American Industrial Partners has completed itsbuyout of the motor home business of Fleetwood Enterprises Inc. (OTC BB: FLTWQ). The dealwas valued at $33.2 million, including certain assumed liabilities. Greenhill & Co. ran the sale process. Fleetwood shareholders include Tennenbaum Capital Partners.
Cerberus Capital Management has become majority shareholder of Alpha Media, publisher of Maxim magazine, via a debt-for-equity swap. Quadrangle Group had bought Alpha for around $250 million in 2007, but had previously written off its investment.
CrossHarbor Capital Partners has compl! eted its acquisition of the equity interests in the Yellowstone Club, a Big Sky, Montana-based ski and golf resort.
Wynnchurch Capital has completed its acquisition of Sencorp, the parent company of Cincinnati-based toolmaker Senco Products. The deal was valued at $41 million.

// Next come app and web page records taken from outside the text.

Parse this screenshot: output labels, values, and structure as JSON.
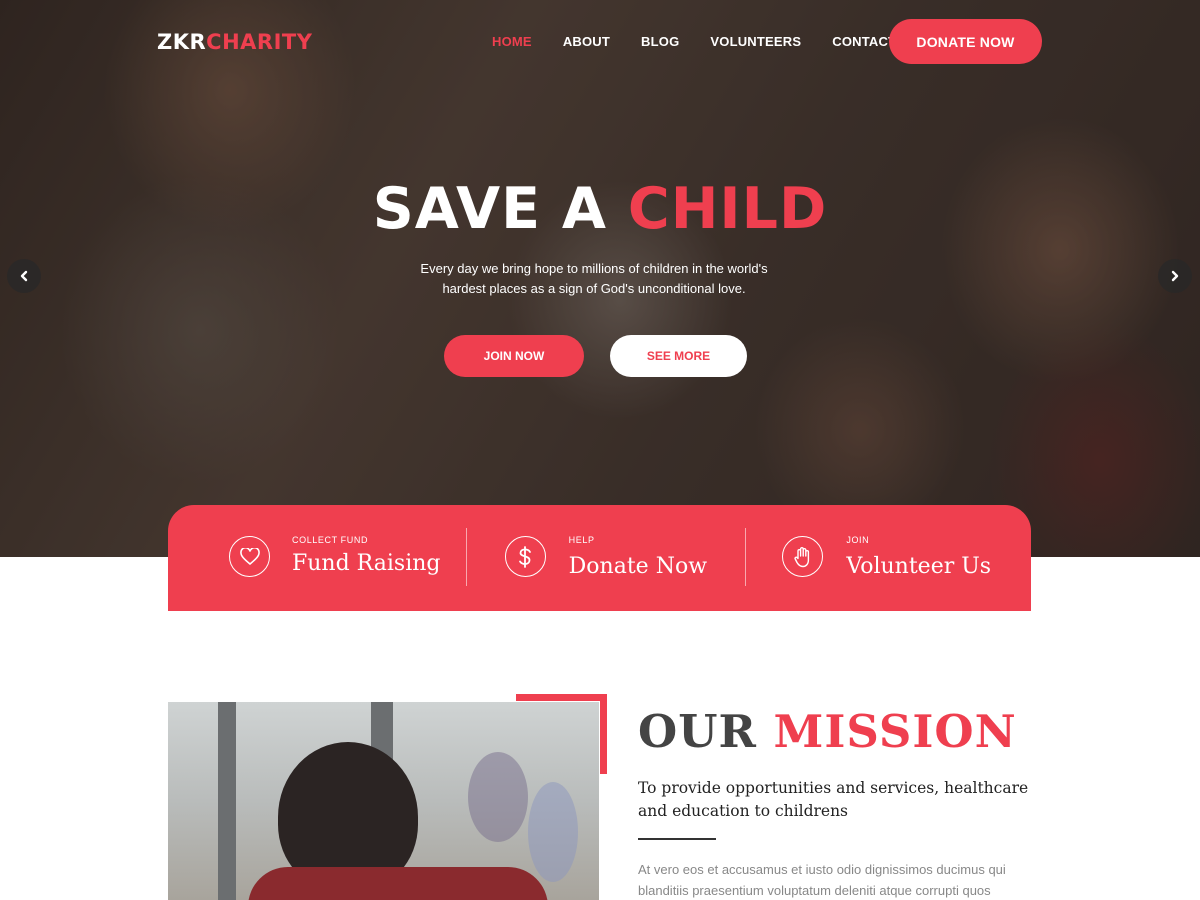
{
  "logo": {
    "part1": "ZKR",
    "part2": "CHARITY"
  },
  "nav": {
    "items": [
      {
        "label": "HOME",
        "active": true
      },
      {
        "label": "ABOUT"
      },
      {
        "label": "BLOG"
      },
      {
        "label": "VOLUNTEERS"
      },
      {
        "label": "CONTACT"
      }
    ],
    "donate_label": "DONATE NOW"
  },
  "hero": {
    "title_white": "SAVE A",
    "title_red": "CHILD",
    "subtitle": "Every day we bring hope to millions of children in the world's hardest places as a sign of God's unconditional love.",
    "join_label": "JOIN NOW",
    "see_more_label": "SEE MORE",
    "prev_icon": "chevron-left-icon",
    "next_icon": "chevron-right-icon"
  },
  "features": [
    {
      "small": "COLLECT FUND",
      "big": "Fund Raising",
      "icon": "heart-icon"
    },
    {
      "small": "HELP",
      "big": "Donate Now",
      "icon": "dollar-icon"
    },
    {
      "small": "JOIN",
      "big": "Volunteer Us",
      "icon": "hand-icon"
    }
  ],
  "mission": {
    "title_gray": "OUR",
    "title_red": "MISSION",
    "lead": "To provide opportunities and services, healthcare and education to childrens",
    "body": "At vero eos et accusamus et iusto odio dignissimos ducimus qui blanditiis praesentium voluptatum deleniti atque corrupti quos"
  },
  "colors": {
    "accent": "#ef3f4f",
    "heading_gray": "#444444",
    "body_gray": "#888888"
  }
}
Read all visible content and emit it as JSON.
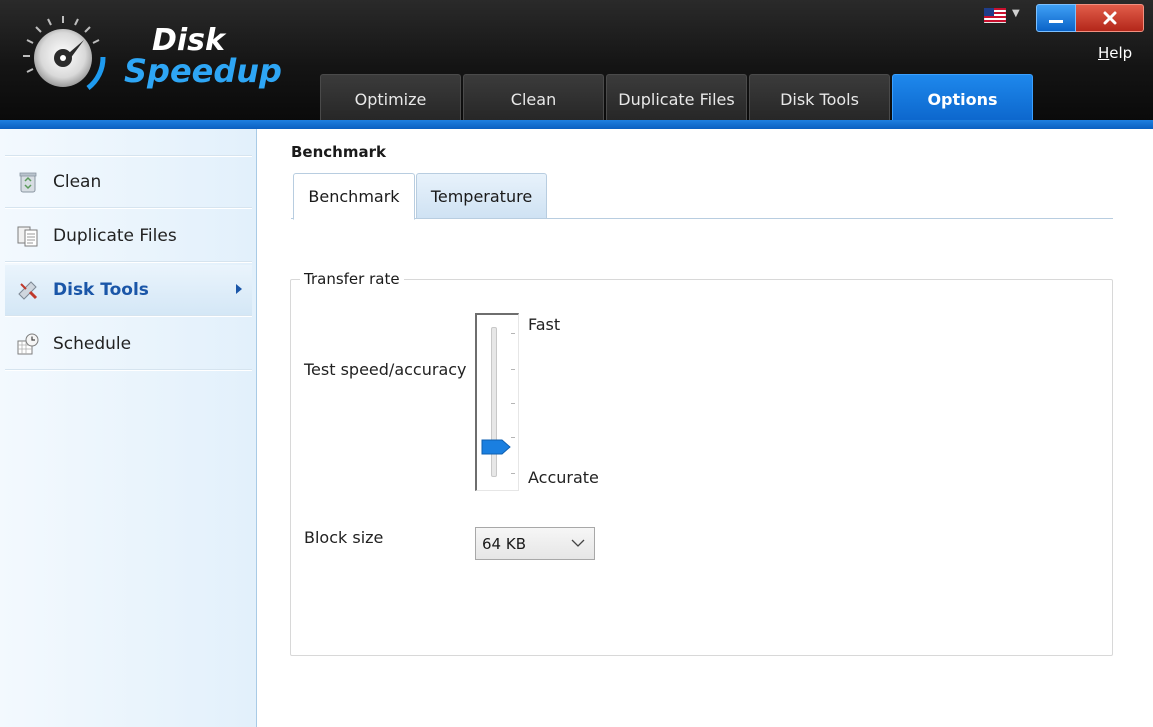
{
  "app": {
    "logo_line1": "Disk",
    "logo_line2": "Speedup",
    "help_label_first": "H",
    "help_label_rest": "elp",
    "accent_color": "#0c66cc"
  },
  "nav_tabs": [
    {
      "label": "Optimize",
      "active": false
    },
    {
      "label": "Clean",
      "active": false
    },
    {
      "label": "Duplicate Files",
      "active": false
    },
    {
      "label": "Disk Tools",
      "active": false
    },
    {
      "label": "Options",
      "active": true
    }
  ],
  "sidebar": {
    "items": [
      {
        "label": "Clean",
        "icon": "recycle-bin-icon",
        "active": false
      },
      {
        "label": "Duplicate Files",
        "icon": "duplicate-files-icon",
        "active": false
      },
      {
        "label": "Disk Tools",
        "icon": "disk-tools-icon",
        "active": true
      },
      {
        "label": "Schedule",
        "icon": "schedule-icon",
        "active": false
      }
    ]
  },
  "main": {
    "section_title": "Benchmark",
    "subtabs": [
      {
        "label": "Benchmark",
        "active": true
      },
      {
        "label": "Temperature",
        "active": false
      }
    ],
    "group_title": "Transfer rate",
    "speed_label": "Test speed/accuracy",
    "slider_top_label": "Fast",
    "slider_bottom_label": "Accurate",
    "slider_position_from_accurate": 0.2,
    "block_size_label": "Block size",
    "block_size_value": "64 KB"
  }
}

Addus Homecare Corp., a Palatine, Ill.-based provider of social and medical services in the home, has filed for a $69 million IPO. It plans to trade on the Nasdaq under ticker symbol ADUS, with Robert W. Baird and Jefferies & Co. serving as co-underwriters. Eos Partners is the company’s majority shareholder. www.addus.com
Lung Ming, a Chinese iron ore minor, is planning to raise between $500 million and $1 billion via an IPO in Hong Kong. Company backers include Hopu Investment and Temasek.
Hewlett-Packard has agreed to acquire Ibrix, a Billerica, Mass.-based provider of enterprise-class file serving software. No financial terms were disclosed. Ibrix has raised around $45 million in VC funding since 2003, from firms like JT Venture Partners and Credit Suisse.
ONGC, India’s largest oil producer, has retained Citigroup to advise it on a bid for Kosmos Energy’s stake in a Ghana oil field (Jubilee), which could be worth between $3 billion and $5 billion. Kosmos shareholders include The Blackstone Group and Warburg Pincus.
The Lang Companies, a Delafield, Wisc.-based maker of stationary and related products, has filed for Chapter 11 bankruptcy protection. Catterton Partners acquired Lang in 2003, and holds more than a 90% equity position. www.lang.com
TowerBrook Capital Partners has filed an involuntary bankruptcy petition against Wilton Holdings Inc., a GTCR-owned maker of food decoration equipment. Towerbrook, via an affiliate, is one of Wilton’s creditors.
Firms & Funds
Monroe Capital, a Chicago-based merchant bank and specialty finance shop, has formed a mid-market credit advisory practice. It will be led by Mark Gertzof, formerly a managing director with Merrill Lynch Capital, and Christopher Gentry, formerly a director with Concord Financial Advisors.
Fortress Investment Group (NYSE: FIG) has named former Fannie Mae boss Daniel Mudd as its new CEO, succeeding firm co-founder Wesley Edens. Mudd currently serves on the Fortress board of directors.
Richard Shafer has been named interim chief investment officer of the Ohio Public Employees Retirement System (OPERS), nearly two months after fulltime CIO Jenny Hom stepped down. Shafer joined OPERS in May, after having served as director of investments for the New Hampshire Retirement System and, before that, was chief investment officerof the Alaska Permanent Fund.
Che-Ning Liu has stepped down as head of Hong Kong investment banking for Morgan Stanley, and will join HSBC.